::: Data provided

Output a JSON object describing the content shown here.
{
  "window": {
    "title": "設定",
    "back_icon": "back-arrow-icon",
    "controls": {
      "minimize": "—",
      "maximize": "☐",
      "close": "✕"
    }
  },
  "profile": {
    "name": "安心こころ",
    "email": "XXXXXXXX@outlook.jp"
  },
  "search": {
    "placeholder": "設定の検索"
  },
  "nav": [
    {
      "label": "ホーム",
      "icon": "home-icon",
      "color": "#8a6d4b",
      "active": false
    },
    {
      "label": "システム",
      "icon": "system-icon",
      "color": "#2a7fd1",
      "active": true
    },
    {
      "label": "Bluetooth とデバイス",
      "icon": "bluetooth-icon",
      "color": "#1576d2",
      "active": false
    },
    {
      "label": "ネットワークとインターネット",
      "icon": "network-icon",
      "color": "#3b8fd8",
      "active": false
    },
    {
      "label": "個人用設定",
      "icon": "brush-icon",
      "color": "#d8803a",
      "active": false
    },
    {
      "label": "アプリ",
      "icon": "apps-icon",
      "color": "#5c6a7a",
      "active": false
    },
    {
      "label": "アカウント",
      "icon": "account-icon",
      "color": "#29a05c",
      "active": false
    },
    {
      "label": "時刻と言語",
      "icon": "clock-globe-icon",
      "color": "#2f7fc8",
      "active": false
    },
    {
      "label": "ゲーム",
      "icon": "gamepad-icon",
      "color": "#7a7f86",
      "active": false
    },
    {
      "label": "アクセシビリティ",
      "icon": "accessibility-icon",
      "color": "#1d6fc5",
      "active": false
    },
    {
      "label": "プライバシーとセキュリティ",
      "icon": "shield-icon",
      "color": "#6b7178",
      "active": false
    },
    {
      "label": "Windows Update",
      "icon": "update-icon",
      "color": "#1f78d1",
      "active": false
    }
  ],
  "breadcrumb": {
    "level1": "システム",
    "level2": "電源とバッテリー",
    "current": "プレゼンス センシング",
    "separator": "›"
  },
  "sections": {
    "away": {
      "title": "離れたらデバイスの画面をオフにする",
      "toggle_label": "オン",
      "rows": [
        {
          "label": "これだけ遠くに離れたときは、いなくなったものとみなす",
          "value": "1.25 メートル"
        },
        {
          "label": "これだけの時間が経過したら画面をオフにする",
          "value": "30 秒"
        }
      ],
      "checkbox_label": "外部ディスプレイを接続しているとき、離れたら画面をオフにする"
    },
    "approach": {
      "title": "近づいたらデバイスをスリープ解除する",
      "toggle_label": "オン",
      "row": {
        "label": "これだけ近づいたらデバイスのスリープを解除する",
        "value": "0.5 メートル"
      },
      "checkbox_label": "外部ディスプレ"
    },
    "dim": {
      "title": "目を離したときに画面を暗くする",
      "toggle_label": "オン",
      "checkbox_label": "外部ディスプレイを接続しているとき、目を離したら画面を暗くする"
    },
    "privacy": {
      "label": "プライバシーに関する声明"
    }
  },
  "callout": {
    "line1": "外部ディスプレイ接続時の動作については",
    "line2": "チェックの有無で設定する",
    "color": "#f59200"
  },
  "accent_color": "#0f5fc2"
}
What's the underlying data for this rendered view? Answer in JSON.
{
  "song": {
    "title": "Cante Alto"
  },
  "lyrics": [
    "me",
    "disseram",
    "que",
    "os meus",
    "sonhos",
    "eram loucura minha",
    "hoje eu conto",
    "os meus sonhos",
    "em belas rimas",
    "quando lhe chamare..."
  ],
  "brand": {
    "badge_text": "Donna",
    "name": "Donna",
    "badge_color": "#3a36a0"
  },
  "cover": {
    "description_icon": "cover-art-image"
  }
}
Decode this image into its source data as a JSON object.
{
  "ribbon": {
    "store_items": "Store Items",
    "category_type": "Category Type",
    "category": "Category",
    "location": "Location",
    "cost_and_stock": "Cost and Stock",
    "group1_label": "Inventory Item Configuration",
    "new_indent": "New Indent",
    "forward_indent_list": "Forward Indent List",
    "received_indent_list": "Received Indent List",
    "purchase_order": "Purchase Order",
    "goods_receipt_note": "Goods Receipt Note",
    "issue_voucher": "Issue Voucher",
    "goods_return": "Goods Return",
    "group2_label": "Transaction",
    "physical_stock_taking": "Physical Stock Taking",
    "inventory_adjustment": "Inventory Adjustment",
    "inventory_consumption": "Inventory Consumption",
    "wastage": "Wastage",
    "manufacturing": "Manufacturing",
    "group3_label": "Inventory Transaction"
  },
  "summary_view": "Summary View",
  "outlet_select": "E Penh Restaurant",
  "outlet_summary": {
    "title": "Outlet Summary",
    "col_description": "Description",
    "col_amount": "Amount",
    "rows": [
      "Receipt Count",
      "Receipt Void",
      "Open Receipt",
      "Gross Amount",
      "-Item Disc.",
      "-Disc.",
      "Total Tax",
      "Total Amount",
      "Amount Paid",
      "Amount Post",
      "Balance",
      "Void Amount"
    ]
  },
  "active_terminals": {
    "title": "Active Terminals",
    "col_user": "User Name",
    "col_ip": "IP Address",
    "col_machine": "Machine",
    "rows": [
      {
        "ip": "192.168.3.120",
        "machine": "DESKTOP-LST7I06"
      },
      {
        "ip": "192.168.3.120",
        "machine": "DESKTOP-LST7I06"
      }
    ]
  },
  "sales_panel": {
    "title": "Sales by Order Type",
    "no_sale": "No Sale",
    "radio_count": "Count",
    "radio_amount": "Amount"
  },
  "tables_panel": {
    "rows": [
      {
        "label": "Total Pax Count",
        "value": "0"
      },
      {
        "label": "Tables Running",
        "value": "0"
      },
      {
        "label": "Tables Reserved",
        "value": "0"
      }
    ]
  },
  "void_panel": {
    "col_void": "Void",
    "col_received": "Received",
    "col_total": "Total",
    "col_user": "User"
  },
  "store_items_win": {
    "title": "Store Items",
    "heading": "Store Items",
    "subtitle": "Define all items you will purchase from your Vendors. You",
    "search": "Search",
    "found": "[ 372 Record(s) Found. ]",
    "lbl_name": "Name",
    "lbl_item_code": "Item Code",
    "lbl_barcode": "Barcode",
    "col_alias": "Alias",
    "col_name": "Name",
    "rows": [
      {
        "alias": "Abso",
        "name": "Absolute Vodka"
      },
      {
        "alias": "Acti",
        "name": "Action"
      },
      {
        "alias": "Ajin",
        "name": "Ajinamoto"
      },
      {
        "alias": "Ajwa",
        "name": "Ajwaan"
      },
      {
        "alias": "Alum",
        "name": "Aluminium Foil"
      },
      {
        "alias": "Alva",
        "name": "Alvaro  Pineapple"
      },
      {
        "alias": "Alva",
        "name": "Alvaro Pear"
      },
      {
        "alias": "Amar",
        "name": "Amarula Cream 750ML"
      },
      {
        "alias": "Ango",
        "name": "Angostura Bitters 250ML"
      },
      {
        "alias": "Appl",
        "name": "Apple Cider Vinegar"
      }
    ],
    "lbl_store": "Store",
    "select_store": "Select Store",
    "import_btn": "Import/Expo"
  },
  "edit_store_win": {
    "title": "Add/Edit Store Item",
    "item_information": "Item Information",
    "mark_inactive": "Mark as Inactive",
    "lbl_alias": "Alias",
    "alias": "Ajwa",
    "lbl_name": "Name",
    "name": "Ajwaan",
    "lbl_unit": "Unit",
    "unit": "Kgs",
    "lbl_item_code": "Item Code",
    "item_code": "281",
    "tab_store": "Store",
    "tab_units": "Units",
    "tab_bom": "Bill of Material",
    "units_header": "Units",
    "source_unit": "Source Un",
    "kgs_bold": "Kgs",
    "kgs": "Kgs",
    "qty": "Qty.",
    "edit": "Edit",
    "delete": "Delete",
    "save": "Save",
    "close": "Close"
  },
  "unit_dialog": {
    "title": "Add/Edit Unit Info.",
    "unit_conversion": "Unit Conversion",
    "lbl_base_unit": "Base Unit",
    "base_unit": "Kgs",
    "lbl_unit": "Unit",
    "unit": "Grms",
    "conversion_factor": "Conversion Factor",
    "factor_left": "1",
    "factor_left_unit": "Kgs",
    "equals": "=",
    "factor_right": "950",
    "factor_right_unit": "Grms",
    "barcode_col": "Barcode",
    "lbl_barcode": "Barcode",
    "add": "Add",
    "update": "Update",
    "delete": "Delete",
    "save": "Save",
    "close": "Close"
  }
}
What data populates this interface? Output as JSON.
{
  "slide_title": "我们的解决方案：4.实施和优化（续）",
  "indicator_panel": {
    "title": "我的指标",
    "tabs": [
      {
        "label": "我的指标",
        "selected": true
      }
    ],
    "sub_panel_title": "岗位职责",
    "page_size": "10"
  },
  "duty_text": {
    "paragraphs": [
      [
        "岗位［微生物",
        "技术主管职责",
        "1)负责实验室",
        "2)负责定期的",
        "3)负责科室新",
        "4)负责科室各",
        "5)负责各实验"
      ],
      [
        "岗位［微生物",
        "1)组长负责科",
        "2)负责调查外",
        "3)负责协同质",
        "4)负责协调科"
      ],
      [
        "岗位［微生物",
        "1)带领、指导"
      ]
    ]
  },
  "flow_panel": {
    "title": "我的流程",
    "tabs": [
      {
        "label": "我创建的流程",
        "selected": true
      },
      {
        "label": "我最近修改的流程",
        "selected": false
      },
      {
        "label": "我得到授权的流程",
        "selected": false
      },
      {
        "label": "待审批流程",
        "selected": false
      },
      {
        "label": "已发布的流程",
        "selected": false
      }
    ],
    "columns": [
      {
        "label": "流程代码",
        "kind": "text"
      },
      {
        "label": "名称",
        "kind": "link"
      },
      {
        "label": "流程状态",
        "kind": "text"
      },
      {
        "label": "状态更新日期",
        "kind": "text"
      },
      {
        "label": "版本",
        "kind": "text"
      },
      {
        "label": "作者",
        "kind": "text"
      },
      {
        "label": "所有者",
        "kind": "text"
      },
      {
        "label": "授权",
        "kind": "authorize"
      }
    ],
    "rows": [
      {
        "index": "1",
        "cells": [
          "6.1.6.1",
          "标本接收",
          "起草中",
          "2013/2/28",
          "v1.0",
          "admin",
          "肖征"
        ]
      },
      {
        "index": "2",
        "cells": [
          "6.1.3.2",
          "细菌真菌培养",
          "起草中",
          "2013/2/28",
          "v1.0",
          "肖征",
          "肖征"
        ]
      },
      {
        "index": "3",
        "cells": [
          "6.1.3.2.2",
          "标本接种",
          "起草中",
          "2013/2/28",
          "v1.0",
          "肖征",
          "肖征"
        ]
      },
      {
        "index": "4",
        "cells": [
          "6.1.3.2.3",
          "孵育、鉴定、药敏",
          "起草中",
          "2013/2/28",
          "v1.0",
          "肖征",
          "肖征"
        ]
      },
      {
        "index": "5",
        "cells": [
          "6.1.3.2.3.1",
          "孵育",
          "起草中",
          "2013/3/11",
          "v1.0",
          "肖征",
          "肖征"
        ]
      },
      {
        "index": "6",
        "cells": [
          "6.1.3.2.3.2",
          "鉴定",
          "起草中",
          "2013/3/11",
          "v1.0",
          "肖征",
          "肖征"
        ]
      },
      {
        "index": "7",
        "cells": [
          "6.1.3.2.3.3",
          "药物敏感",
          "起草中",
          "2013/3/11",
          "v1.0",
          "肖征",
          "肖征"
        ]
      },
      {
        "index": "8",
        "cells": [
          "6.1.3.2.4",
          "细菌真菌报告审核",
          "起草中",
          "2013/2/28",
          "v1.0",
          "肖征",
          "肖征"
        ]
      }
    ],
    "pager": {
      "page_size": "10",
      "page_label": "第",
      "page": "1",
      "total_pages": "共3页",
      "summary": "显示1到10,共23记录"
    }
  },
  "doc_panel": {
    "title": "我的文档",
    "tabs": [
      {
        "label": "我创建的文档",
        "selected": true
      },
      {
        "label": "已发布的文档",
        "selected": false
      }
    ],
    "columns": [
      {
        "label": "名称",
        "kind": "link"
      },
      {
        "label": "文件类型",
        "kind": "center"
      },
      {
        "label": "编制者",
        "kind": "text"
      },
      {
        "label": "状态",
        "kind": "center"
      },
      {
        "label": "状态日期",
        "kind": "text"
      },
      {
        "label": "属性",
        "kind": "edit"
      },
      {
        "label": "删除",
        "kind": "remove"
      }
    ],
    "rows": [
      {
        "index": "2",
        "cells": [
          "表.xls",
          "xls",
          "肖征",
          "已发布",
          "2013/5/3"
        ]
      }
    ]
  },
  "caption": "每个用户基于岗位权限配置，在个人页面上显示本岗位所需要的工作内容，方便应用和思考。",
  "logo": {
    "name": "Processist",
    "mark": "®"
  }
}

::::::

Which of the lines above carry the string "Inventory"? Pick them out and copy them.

### Task solution
    "group1_label": "Inventory Item Configuration",
    "inventory_adjustment": "Inventory Adjustment",
    "inventory_consumption": "Inventory Consumption",
    "group3_label": "Inventory Transaction"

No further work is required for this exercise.